Finally, down as a “maybe” I have Andy Cleveland on fiddle.  Andy joined us last time at Midnight and instantly lifted the music to a higher-level.  A member of the band Handsome Molly, Andy is one of the best all-around musicians I have ever played with, and I feel like we all take a leap forward when he's around.  Andy’s playing is a reflection of his equally witty, snarky personality.  I hope Andy can be there if he’s not busy doing chores.  Who knows, we might even have a few other special guests as well.  
maybe Andy Cleveland
What a great way to spend a Saturday afternoon…enjoying excellent craft beer and pleasant music on the day before Father’s Day!  

Let these fine players take care of the tunes as you taste a pint or two of that awesome Midnight beer!

Sunday, June 9, 2013

Oldtime Sunday - Norman Blake plays Whiskey Before Breakfast

Normally on a Sunday morning I'd be cramming on some oldtime tunes in anticipation of attending a great oldtime jam that I like to go to on Sunday afternoons.  I took a break from that today to sleep in!  Now I think we'll go do a walking tour of Fredericksburg, a city about 40 miles to the north.  Maybe go to a book store and stop in a brewery up there.

Norman Blake
Before I leave, I wanted to post this video of Norman Blake playing Whiskey Before Breakfast in the key of E-flat on guitar.  Norman has long been my favorite guitar flatpicker and one of my favorite mandolin players too!  Some would say his music is not oldtime.  I don't want to get in on that debate.  It sounds old timey enough to me!

As I type this it just passed from morning 'til noon, but there's still some time for a little Whiskey Before Breakfast, right?  Cheers.

Oh snap...it won't let me embed the video.  Here's a link anyways:  http://youtu.be/sYau7QfiiuM

Or try this: http://www.youtube.com/watch?v=sYau7QfiiuM

Friday, June 7, 2013

Will history judge The Grateful Dead to be a better band than The Beatles?

The Beatles did their best work in the studio.  Over a few prolific years, they produced a recorded output that has stood the test of time.  The Grateful Dead did their best work on the stage.  From the late 60's to the early 90's, the Grateful Dead reinvented their growing repertoire of songs on a nightly basis in front of a live audience.
The Beatles
Where you stand on the spectrum as to which band was "better" may hinge upon which skill set you find to be more worthy of adoration, but music critics have generally considered The Beatles to be the top dogs when it comes to rock n' roll.  A recent article by Steven Hyden suggests that this outlook might be changing.
The Grateful Dead
The topic of Hyden's article begins with the question of whether or not Phish is a great band.  In making the case for yes they are the author uses the reasoning that “Phish presented an alternative model in which memorable live experiences mean at least as much as iconic songs, and high-grossing tours measure an artist's reach as well as chart-topping albums do.  This is how Phish is good.  It could soon be how all music is good.”

"It could soon be how all music is good" is an interesting statement.  Hyden also offers an opinion as to why history could rate the Dead over the Beatles as the best rock band ever.  He says “Let's say it's 50 years in the future, and you're trying to figure out how and why pop music has arrived at its present permutation.

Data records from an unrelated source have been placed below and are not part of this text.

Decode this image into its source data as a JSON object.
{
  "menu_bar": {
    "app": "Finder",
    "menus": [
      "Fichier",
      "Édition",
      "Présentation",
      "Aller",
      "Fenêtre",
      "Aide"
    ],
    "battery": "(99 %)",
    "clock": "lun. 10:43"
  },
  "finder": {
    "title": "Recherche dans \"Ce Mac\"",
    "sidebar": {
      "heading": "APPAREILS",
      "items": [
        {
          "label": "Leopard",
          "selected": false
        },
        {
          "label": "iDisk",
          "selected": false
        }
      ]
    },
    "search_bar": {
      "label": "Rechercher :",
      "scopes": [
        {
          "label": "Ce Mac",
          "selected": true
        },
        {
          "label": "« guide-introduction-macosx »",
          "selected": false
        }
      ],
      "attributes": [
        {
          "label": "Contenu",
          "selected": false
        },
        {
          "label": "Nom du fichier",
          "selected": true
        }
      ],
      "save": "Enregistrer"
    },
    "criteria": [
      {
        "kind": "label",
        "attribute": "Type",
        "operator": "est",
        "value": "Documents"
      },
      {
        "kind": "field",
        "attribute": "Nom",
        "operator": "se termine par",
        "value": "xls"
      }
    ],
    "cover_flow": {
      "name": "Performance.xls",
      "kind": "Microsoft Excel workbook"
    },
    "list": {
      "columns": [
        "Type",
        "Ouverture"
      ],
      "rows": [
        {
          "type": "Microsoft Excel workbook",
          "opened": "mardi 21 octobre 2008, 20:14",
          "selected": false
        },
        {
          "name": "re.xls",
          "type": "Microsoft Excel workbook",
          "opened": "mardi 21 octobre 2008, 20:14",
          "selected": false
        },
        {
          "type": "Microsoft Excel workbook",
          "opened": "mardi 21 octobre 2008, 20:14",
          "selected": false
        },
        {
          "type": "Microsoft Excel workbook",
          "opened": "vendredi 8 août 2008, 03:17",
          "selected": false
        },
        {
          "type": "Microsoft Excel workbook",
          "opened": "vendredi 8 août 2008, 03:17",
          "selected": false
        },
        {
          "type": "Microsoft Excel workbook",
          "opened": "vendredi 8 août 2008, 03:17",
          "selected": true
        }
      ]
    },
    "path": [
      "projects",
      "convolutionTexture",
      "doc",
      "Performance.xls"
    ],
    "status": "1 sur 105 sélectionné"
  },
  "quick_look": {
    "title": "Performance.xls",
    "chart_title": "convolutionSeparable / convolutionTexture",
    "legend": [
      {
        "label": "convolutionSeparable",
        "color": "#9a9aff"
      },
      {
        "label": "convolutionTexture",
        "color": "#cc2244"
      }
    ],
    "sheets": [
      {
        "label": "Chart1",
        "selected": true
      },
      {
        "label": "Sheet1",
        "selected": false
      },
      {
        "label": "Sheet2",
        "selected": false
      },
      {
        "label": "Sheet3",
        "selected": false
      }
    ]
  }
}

Let's also say that recorded music still exists, but no longer as a product that artists attempt to sell. Like other forms of devalued currency, recordings have flooded the market to the point of virtual worthlessness. But music fans are still willing to pay to hear a version of a song that doesn't exist yet, and will only ever exist once. 

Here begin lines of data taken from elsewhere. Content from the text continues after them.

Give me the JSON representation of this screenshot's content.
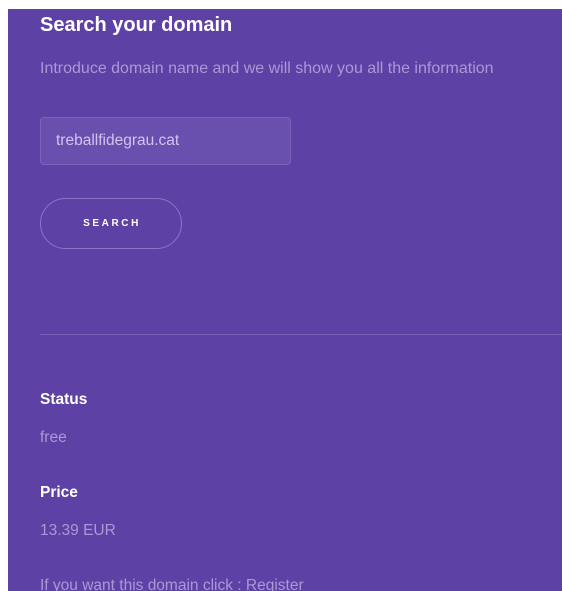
{
  "header": {
    "title": "Search your domain",
    "subtitle": "Introduce domain name and we will show you all the information"
  },
  "search": {
    "value": "treballfidegrau.cat",
    "button_label": "SEARCH"
  },
  "results": {
    "status_label": "Status",
    "status_value": "free",
    "price_label": "Price",
    "price_value": "13.39 EUR",
    "register_prompt": "If you want this domain click : ",
    "register_link": "Register"
  },
  "colors": {
    "panel_background": "#5e41a5",
    "muted_text": "#a89ad6",
    "heading_text": "#ffffff"
  }
}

Because of this economic development, bands spend a lot less time making albums and devote the majority of their energy to honing their live shows. Over time, people gradually stop talking about fixed versions of songs and begin evaluating bands on their ability to perform and refresh their body of work. This creates a new paradigm for how we talk about music — pop historians start rating the Dead over the Beatles as the best rock band ever. Music is perceived less like film and more like theater or sports — as a venue for live events that lose their essential appeal if they're not viewed in the moment.”

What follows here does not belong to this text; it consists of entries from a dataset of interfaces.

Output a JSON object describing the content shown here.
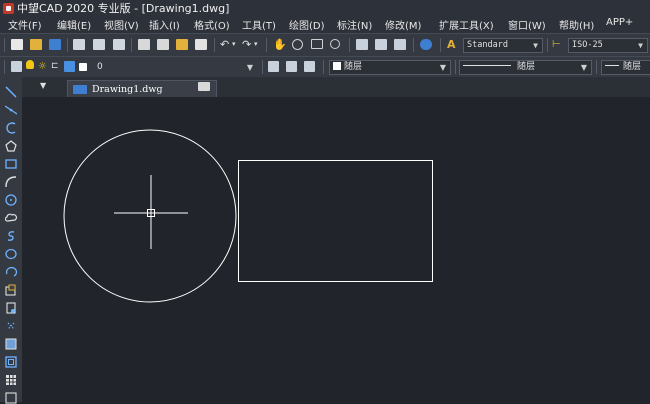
{
  "window": {
    "title": "中望CAD 2020 专业版 - [Drawing1.dwg]"
  },
  "menu": [
    "文件(F)",
    "编辑(E)",
    "视图(V)",
    "插入(I)",
    "格式(O)",
    "工具(T)",
    "绘图(D)",
    "标注(N)",
    "修改(M)",
    "扩展工具(X)",
    "窗口(W)",
    "帮助(H)",
    "APP+"
  ],
  "toolbar1": {
    "text_style": "Standard",
    "dim_style": "ISO-25"
  },
  "toolbar2": {
    "layer_name": "0",
    "color": "随层",
    "linetype": "随层",
    "lineweight": "随层"
  },
  "tabs": {
    "drawing_tab_label": "Drawing1.dwg",
    "close_glyph": "✕"
  },
  "colors": {
    "canvas_bg": "#21252b",
    "entity_stroke": "#ffffff",
    "toolbar_bg": "#353a42"
  },
  "icons": {
    "toolbar1": [
      "new-file-icon",
      "open-folder-icon",
      "save-icon",
      "print-icon",
      "print-preview-icon",
      "plot-icon",
      "cut-icon",
      "copy-icon",
      "paste-icon",
      "match-properties-icon",
      "undo-icon",
      "redo-icon",
      "pan-icon",
      "zoom-realtime-icon",
      "zoom-window-icon",
      "zoom-previous-icon",
      "properties-icon",
      "design-center-icon",
      "tool-palette-icon",
      "help-icon",
      "text-style-icon",
      "dimension-style-icon"
    ],
    "left_toolbar": [
      "line-icon",
      "construction-line-icon",
      "polyline-icon",
      "polygon-icon",
      "rectangle-icon",
      "arc-icon",
      "circle-icon",
      "revision-cloud-icon",
      "spline-icon",
      "ellipse-icon",
      "ellipse-arc-icon",
      "insert-block-icon",
      "make-block-icon",
      "point-icon",
      "hatch-icon",
      "region-icon",
      "table-icon",
      "multiline-text-icon"
    ]
  }
}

Compelling.  Granted, I didn't need this convincing to know which band was better.